Community Development Director Tory Niewiadomski said the permit would be for cosmetic tattooing, with specialized microblading only, and it would be specific to the applicant at that address.
Craig English noted the area is not zoned for body tattooing. Unless an ordinance is passed approving cosmetic tattooing and microblading, permission must be sought from the Planning and Zoning Commission and Zoning Board of Adjustments before it can be approved.
The process is different from regular tattooing in that it doesn’t go as deep in. Cosmetic tattooing places pigment just under the skin and the process Estes would perform would not be permanent as it only lasts about 3 months.
The Planning and Zoning Commission agreed to recommend to the Zoning Board of Adjustments a special use permit for Brandy Estes for BackLash Salon. The ZBA is slated to consider granting the special use permit for microblading at tonight’s meeting (Tuesday, June 16, 2020), which begins at 5:30 p.m. at the Sulphur Springs Municipal Building, 201 North Davis St.
Cosmetic Tattoo, Accessory Dwelling Unit Ordinances
Niewiadomski also asked the Planning and Zoning Commission to consider a date for a public hearing next month regarding proposed ordinances regarding cosmetic tattooing/permanent make up and accessory dwelling units.
The ordinance for cosmetic tattooing would define the term and identify which zoning district to permit the service in. This was drafted after the city received multiple requests over the last 3 years from salons for special use permits to be able to provide cosmetic tattoos and permanent make-up. City staff proposes allowing use of these items in commercial zoning districts or in multi-family zoning if performed as an ancillary use within a beauty shop or salon, thereby eliminating the requirement for a special use permit for these services.
Niewiadomski said city staff’s recommendation is to define cosmetic tattoo/permanent makeup as:
“a cosmetic technique which employs tattoos (permanent pigment of the dermis) as a means of producing designs that resemble makeup, such as eyeliner and other permanent enhancing colors to the skin of the face, lips and eyelids. It is also used to produce artificial eyebrows and to disguise scars and blemishes to the skin to provide a more natural appearance.”

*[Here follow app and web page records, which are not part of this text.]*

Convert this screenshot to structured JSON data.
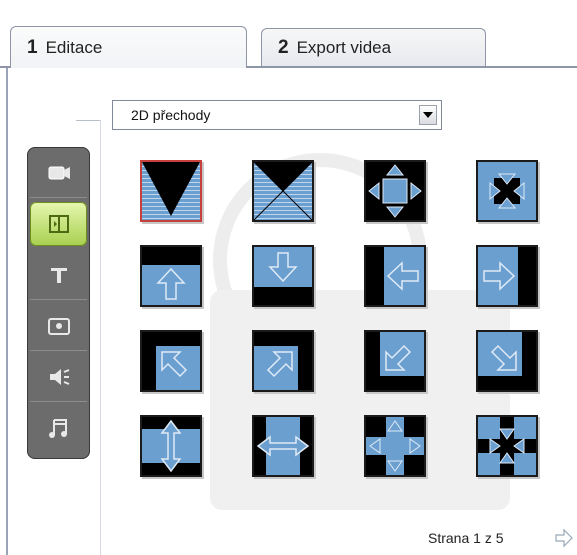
{
  "tabs": [
    {
      "number": "1",
      "label": "Editace",
      "active": true
    },
    {
      "number": "2",
      "label": "Export videa",
      "active": false
    }
  ],
  "dropdown": {
    "selected": "2D přechody"
  },
  "sidebar": {
    "items": [
      {
        "name": "video-icon",
        "active": false
      },
      {
        "name": "transitions-icon",
        "active": true
      },
      {
        "name": "title-icon",
        "active": false
      },
      {
        "name": "photo-icon",
        "active": false
      },
      {
        "name": "audio-icon",
        "active": false
      },
      {
        "name": "music-icon",
        "active": false
      }
    ]
  },
  "transitions": [
    "wipe-down-triangle",
    "hourglass",
    "expand-four-arrows",
    "collapse-four-arrows",
    "slide-up",
    "slide-down",
    "slide-left",
    "slide-right",
    "slide-up-left",
    "slide-up-right",
    "slide-down-left",
    "slide-down-right",
    "split-vertical",
    "split-horizontal",
    "cross-expand",
    "cross-collapse"
  ],
  "pager": {
    "text": "Strana 1 z 5"
  },
  "colors": {
    "accent_blue": "#6a9fd0",
    "active_green": "#a8cf4e",
    "sidebar_gray": "#6c6c6c"
  }
}
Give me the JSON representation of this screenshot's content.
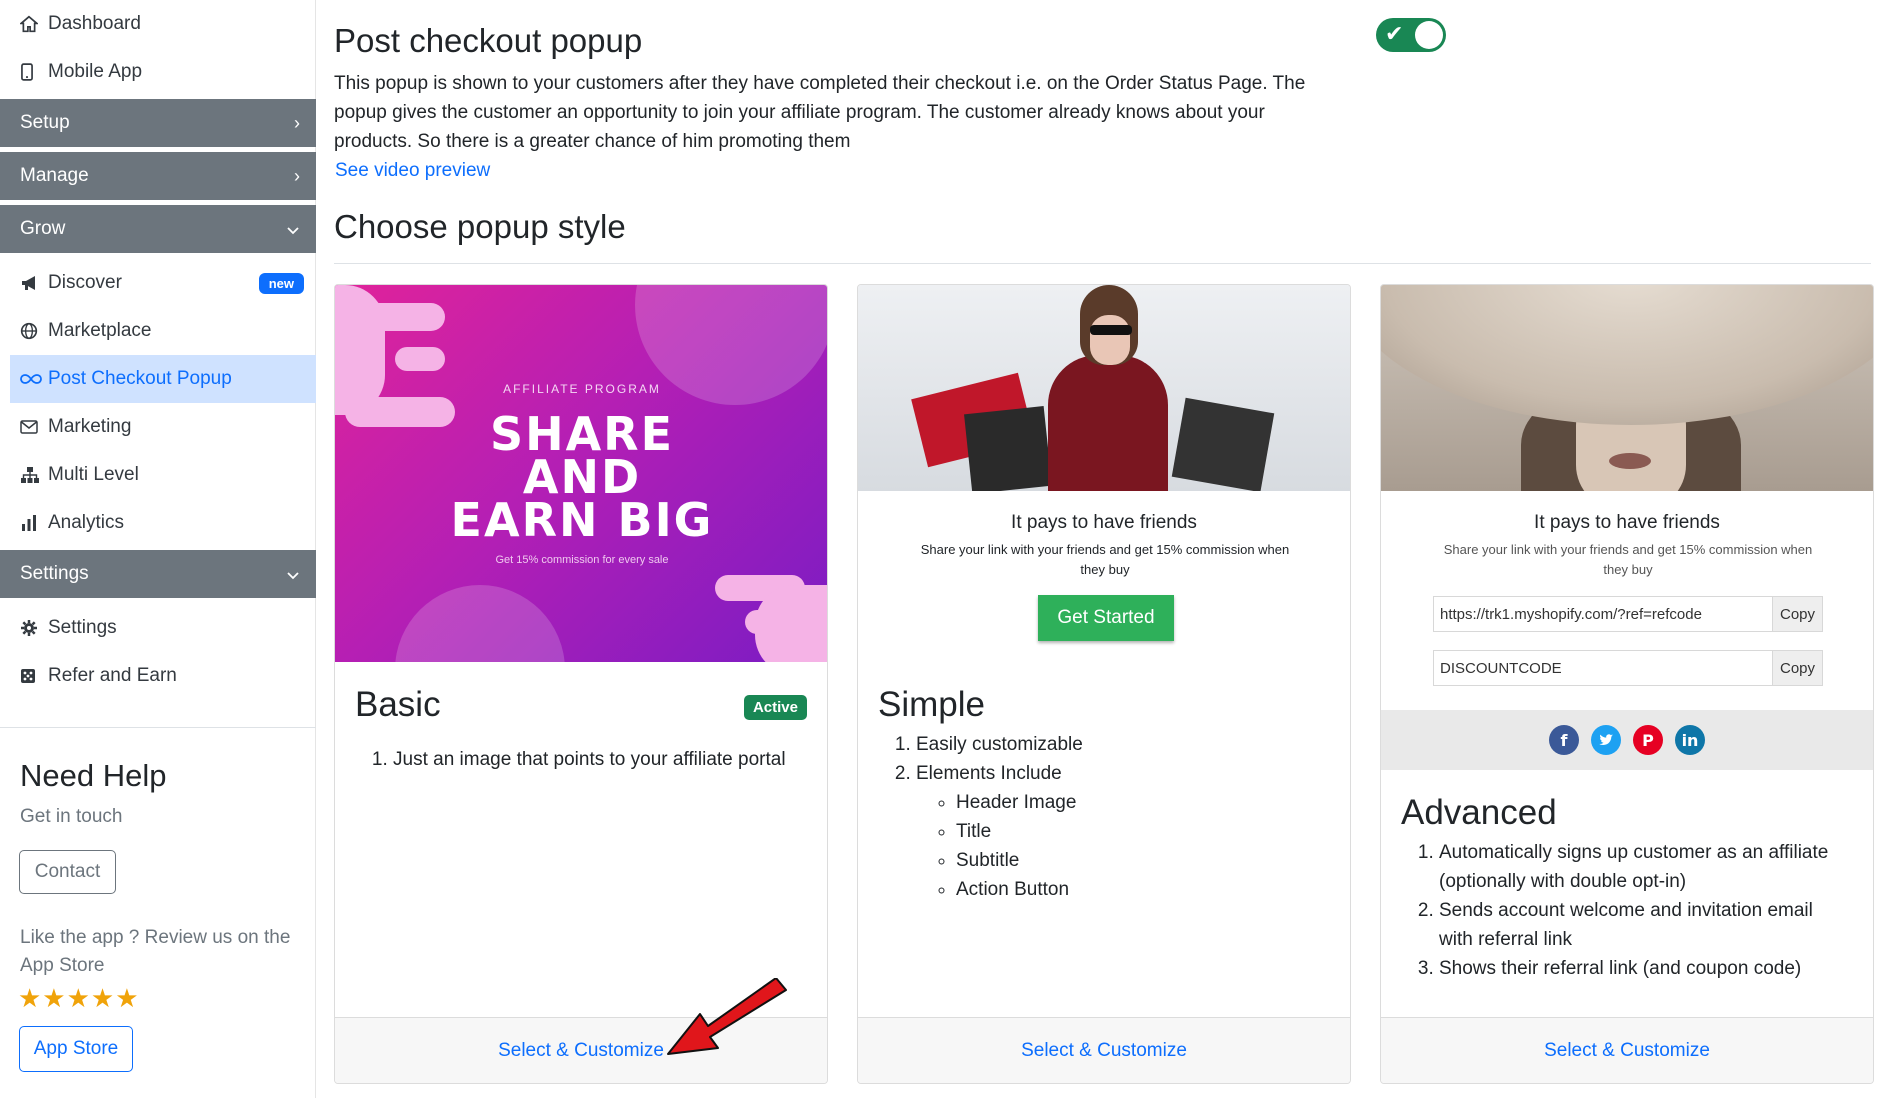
{
  "sidebar": {
    "top_items": [
      {
        "label": "Dashboard",
        "icon": "home-icon"
      },
      {
        "label": "Mobile App",
        "icon": "phone-icon"
      }
    ],
    "sections": {
      "setup": "Setup",
      "manage": "Manage",
      "grow": "Grow",
      "settings": "Settings"
    },
    "grow_items": [
      {
        "label": "Discover",
        "icon": "megaphone-icon",
        "badge": "new"
      },
      {
        "label": "Marketplace",
        "icon": "globe-icon"
      },
      {
        "label": "Post Checkout Popup",
        "icon": "infinity-icon",
        "active": true
      },
      {
        "label": "Marketing",
        "icon": "envelope-icon"
      },
      {
        "label": "Multi Level",
        "icon": "hierarchy-icon"
      },
      {
        "label": "Analytics",
        "icon": "bar-chart-icon"
      }
    ],
    "settings_items": [
      {
        "label": "Settings",
        "icon": "gear-icon"
      },
      {
        "label": "Refer and Earn",
        "icon": "dice-icon"
      }
    ],
    "help": {
      "title": "Need Help",
      "subtitle": "Get in touch",
      "contact_button": "Contact",
      "review_text": "Like the app ? Review us on the App Store",
      "stars": "★★★★★",
      "appstore_button": "App Store"
    }
  },
  "main": {
    "title": "Post checkout popup",
    "toggle_enabled": true,
    "description": "This popup is shown to your customers after they have completed their checkout i.e. on the Order Status Page. The popup gives the customer an opportunity to join your affiliate program. The customer already knows about your products. So there is a greater chance of him promoting them",
    "video_link": "See video preview",
    "choose_title": "Choose popup style",
    "cards": {
      "basic": {
        "image_kicker": "AFFILIATE PROGRAM",
        "image_headline_1": "SHARE",
        "image_headline_2": "AND",
        "image_headline_3": "EARN BIG",
        "image_small": "Get 15% commission for every sale",
        "title": "Basic",
        "badge": "Active",
        "features": [
          "Just an image that points to your affiliate portal"
        ],
        "footer": "Select & Customize"
      },
      "simple": {
        "preview_heading": "It pays to have friends",
        "preview_sub": "Share your link with your friends and get 15% commission when they buy",
        "preview_button": "Get Started",
        "title": "Simple",
        "features": [
          "Easily customizable",
          "Elements Include"
        ],
        "sub_features": [
          "Header Image",
          "Title",
          "Subtitle",
          "Action Button"
        ],
        "footer": "Select & Customize"
      },
      "advanced": {
        "preview_heading": "It pays to have friends",
        "preview_sub": "Share your link with your friends and get 15% commission when they buy",
        "link_value": "https://trk1.myshopify.com/?ref=refcode",
        "code_value": "DISCOUNTCODE",
        "copy_label": "Copy",
        "title": "Advanced",
        "features": [
          "Automatically signs up customer as an affiliate (optionally with double opt-in)",
          "Sends account welcome and invitation email with referral link",
          "Shows their referral link (and coupon code)"
        ],
        "footer": "Select & Customize"
      }
    }
  },
  "colors": {
    "accent": "#0d6efd",
    "section_bg": "#6c757d",
    "active_bg": "#cfe2ff",
    "success": "#198754",
    "arrow": "#e0161b"
  }
}
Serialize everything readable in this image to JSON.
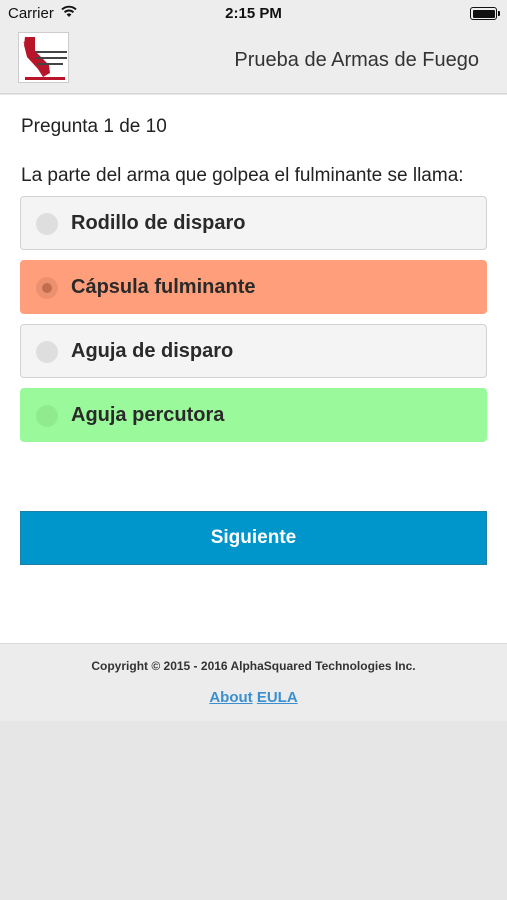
{
  "status_bar": {
    "carrier": "Carrier",
    "time": "2:15 PM",
    "battery_icon": "battery-full-icon",
    "wifi_icon": "wifi-icon"
  },
  "header": {
    "logo_text": "PRUEBA DE ARMAS DE FUEGO DE CALIFORNIA",
    "title": "Prueba de Armas de Fuego"
  },
  "quiz": {
    "counter": "Pregunta 1 de 10",
    "question": "La parte del arma que golpea el fulminante se llama:",
    "options": [
      {
        "label": "Rodillo de disparo",
        "state": "default",
        "color": "#f4f4f4"
      },
      {
        "label": "Cápsula fulminante",
        "state": "selected-wrong",
        "color": "#ff9e7a"
      },
      {
        "label": "Aguja de disparo",
        "state": "default",
        "color": "#f4f4f4"
      },
      {
        "label": "Aguja percutora",
        "state": "correct",
        "color": "#9af99a"
      }
    ],
    "next_label": "Siguiente",
    "next_color": "#0095cb"
  },
  "footer": {
    "copyright": "Copyright © 2015 - 2016 AlphaSquared Technologies Inc.",
    "about_label": "About",
    "eula_label": "EULA"
  }
}
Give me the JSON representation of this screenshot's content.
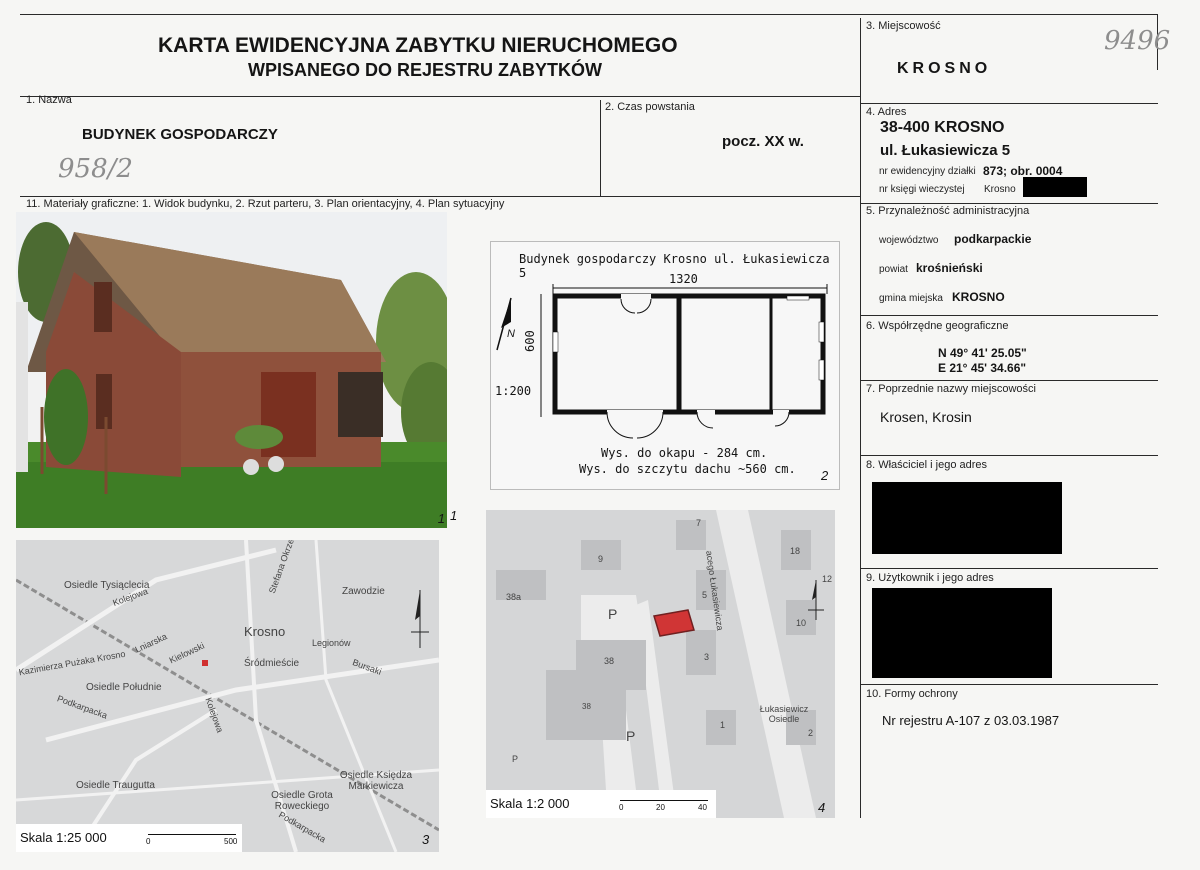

Niewiadomski also asked the P&Z Commission to consider a public hearing for recommendation of an ordinance to allow accessory dwelling units, provided they meet certain requirements.
An ADU as proposed is defined as:
“a smaller, secondary home on the same lot as a primary dwelling. ADUs are independently habitable and provide the basic requirements of shelter, heat, cooking and sanitation. They can be attached to the primary structure or detached units.“
Under this proposed ordinance, existing ADUs would be grandfathered in, allowing property owners to continue as a legal non-conforming use if they are unable to meet the new ordinance standards.
Any ADU that did match the ordinance requirements would have to go before the ZBA to request a variance.
The ordinance would include a provision prohibiting parking on grassy area, but instead to be parked on an improved or paved surface.
The owner of a property with a new ADU would be required to live in one of the structures, preventing the entire property from becoming a full rental property.
In most instances, existing portable buildings would not met appearance standards and design criteria stipulated in the ordinance and could not be converted to an ADU under the proposed ordinance Niewiadomski noted.
The P&Z Commission agreed to a public hearing next month to hear comments regarding ADUs as well.